(Beginning of Entries provided)
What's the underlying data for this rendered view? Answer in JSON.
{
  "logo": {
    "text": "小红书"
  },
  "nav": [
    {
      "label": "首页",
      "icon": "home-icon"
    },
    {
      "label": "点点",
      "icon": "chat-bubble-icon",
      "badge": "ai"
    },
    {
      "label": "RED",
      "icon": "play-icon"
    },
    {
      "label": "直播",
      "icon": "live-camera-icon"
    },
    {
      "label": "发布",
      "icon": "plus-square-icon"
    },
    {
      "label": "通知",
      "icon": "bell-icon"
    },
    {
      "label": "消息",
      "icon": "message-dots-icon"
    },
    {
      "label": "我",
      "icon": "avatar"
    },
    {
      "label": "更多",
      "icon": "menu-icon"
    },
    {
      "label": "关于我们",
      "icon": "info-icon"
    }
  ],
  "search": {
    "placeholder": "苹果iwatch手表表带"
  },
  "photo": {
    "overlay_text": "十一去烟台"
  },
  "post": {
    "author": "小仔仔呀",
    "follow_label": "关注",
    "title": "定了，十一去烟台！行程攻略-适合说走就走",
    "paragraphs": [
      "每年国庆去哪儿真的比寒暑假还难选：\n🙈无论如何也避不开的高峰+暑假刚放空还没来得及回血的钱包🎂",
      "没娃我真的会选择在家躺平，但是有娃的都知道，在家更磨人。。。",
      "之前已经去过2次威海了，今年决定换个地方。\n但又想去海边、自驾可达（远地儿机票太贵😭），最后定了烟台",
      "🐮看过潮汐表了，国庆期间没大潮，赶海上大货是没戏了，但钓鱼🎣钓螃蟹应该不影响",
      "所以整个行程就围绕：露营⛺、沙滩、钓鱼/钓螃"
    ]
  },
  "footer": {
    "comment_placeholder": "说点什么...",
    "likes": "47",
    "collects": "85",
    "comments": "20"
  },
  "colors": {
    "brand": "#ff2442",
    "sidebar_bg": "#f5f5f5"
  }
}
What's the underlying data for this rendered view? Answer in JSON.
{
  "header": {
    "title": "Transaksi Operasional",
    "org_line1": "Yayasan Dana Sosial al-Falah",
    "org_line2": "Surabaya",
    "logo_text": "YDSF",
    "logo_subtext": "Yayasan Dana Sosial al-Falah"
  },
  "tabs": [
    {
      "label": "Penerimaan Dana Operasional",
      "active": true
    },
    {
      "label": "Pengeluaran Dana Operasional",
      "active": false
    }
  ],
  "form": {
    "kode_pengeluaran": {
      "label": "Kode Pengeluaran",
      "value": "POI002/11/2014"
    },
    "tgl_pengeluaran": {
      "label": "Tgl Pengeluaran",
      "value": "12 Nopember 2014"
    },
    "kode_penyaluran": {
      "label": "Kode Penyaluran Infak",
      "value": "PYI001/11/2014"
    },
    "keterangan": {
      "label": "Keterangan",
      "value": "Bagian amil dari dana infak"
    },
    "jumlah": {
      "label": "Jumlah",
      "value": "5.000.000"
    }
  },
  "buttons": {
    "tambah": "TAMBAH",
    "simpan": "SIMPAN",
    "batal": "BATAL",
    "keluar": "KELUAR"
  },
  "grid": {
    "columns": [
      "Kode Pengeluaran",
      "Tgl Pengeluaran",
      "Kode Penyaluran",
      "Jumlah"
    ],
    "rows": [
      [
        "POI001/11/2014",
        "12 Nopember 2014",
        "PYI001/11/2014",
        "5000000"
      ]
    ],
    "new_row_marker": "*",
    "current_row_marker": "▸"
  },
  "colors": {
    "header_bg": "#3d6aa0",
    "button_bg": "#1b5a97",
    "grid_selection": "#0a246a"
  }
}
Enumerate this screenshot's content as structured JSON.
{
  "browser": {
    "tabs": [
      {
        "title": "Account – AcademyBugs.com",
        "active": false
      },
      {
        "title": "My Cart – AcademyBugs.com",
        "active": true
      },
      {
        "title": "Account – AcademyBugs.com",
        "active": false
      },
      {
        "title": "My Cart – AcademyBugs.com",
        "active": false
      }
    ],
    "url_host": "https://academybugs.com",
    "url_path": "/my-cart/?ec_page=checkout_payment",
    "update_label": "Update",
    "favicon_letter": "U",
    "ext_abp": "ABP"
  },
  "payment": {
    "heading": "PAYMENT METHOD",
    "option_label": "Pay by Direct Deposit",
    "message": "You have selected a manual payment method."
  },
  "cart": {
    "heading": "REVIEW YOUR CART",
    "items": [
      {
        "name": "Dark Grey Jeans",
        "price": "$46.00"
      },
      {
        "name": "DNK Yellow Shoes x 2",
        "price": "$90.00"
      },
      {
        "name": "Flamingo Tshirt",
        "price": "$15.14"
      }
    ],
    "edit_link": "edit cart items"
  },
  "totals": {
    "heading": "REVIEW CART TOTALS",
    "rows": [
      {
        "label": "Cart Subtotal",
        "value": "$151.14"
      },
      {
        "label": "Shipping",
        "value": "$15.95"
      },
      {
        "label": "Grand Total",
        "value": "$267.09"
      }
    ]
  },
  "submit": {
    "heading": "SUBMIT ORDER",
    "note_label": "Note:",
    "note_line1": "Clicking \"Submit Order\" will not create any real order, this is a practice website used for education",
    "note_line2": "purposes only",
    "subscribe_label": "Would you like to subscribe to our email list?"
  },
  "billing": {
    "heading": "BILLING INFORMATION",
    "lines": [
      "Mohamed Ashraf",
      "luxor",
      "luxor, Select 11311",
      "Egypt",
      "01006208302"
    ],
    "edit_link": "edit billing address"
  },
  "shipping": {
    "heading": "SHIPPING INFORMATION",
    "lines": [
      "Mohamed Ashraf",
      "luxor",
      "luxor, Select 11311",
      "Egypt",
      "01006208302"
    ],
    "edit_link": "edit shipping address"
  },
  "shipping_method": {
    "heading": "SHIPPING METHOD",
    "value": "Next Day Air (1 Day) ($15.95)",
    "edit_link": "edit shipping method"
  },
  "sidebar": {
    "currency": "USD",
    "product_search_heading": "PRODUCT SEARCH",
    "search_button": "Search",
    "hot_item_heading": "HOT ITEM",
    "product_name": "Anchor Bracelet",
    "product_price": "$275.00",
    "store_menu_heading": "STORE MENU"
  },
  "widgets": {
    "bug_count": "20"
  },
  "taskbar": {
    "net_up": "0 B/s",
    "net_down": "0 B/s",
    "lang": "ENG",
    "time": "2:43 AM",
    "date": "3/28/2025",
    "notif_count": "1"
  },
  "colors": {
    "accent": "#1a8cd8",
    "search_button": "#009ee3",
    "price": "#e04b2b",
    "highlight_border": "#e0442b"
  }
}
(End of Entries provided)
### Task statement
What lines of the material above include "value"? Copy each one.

### Answer space
      "value": "POI002/11/2014"
      "value": "12 Nopember 2014"
      "value": "PYI001/11/2014"
      "value": "Bagian amil dari dana infak"
      "value": "5.000.000"
        "value": "$151.14"
        "value": "$15.95"
        "value": "$267.09"
    "value": "Next Day Air (1 Day) ($15.95)",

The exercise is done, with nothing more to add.